Parsvottanasa: The Law of Detachment
The Law of Detachment is about flexibility, which is an essential component of all of yoga, especially parsvottansana. When we push or become too concerned with the results of this posture, we round our spine, harden the breath, and become susceptible to injury. If we rather connect to the breath and allow it to guide us into the posture, we become less concerned with where we think we should be and more connected to where we are in the present moment. Notice in this pose if you have expectations about where your head should be in relation to your knee, and see how that changes the experience of the pose. As soon as we are in the results we lose the sense of joy and actually hinder ourselves from going deeper. Stay present with the sensations you feel in the backs of the legs. Let each breath in give you length and space, while each breath out moves you deeper into the space that you created.

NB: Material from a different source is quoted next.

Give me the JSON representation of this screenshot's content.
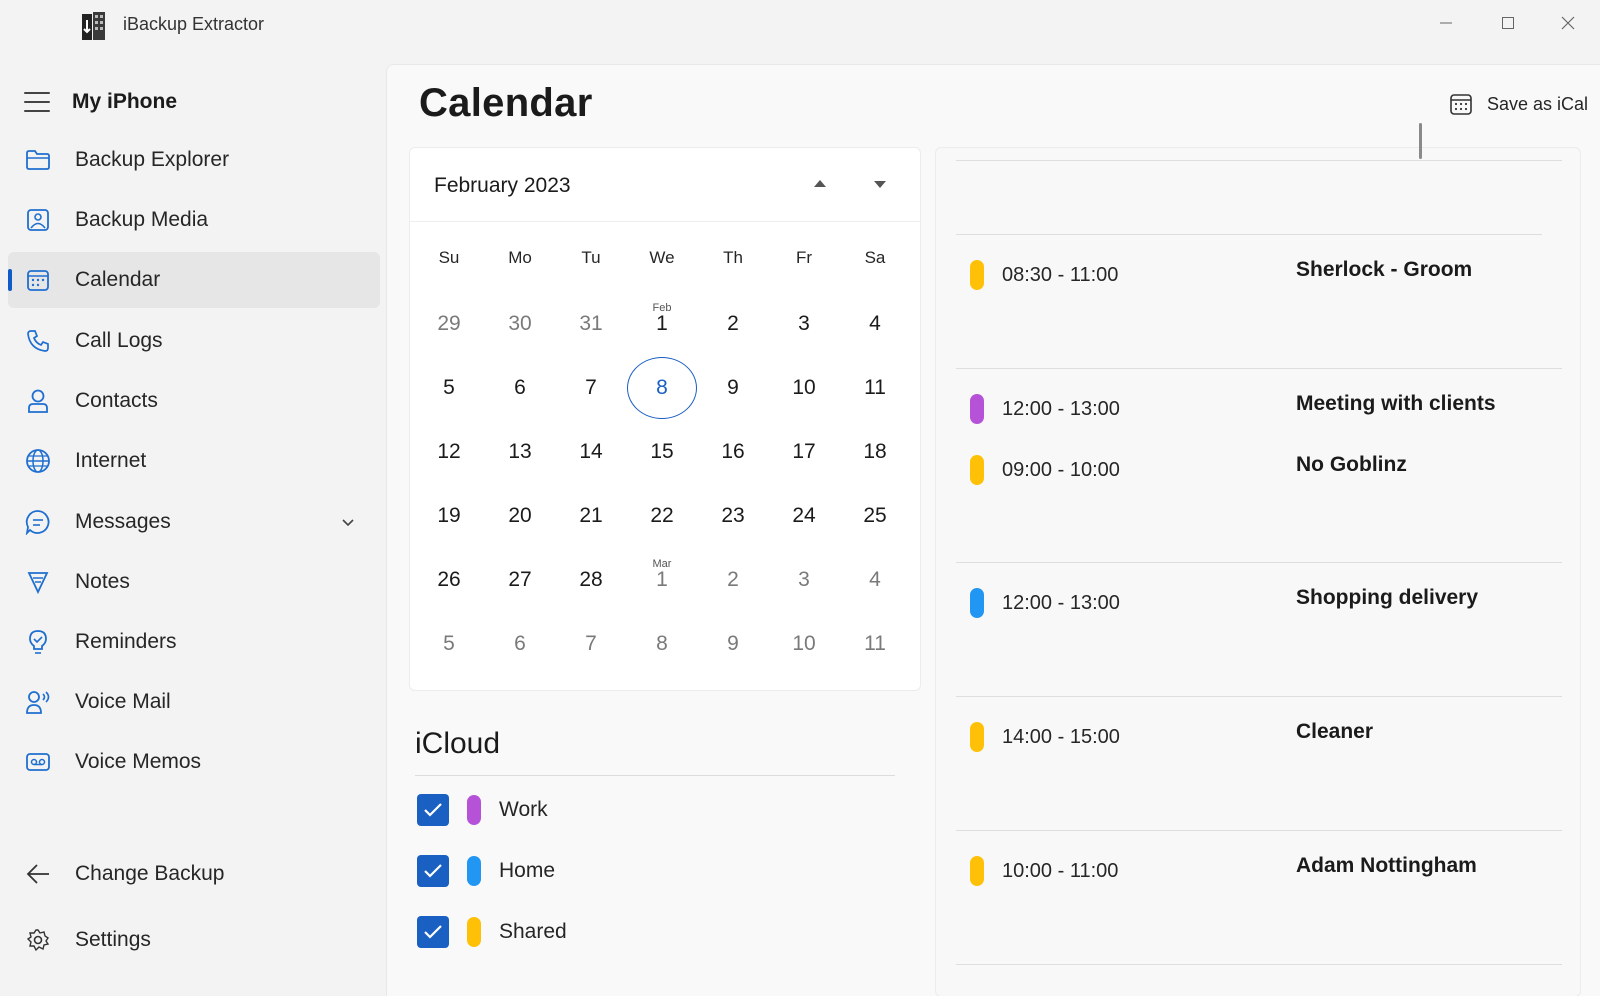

From Tadasana: Step your left foot back about three feet directly behind you, bringing your hips to square towards the front of the room. Bring your hands onto your hips and fold forward over the front leg. Lower your hands either to blocks or on the mat on either side of the front foot. As you inhale, lengthen through the spine. As you exhale, release over the front leg. Stay here and breathe about 5 breaths.
Bring your hands into reverse Namaste, or make fists with the hands behind you to open through the shoulder girdle.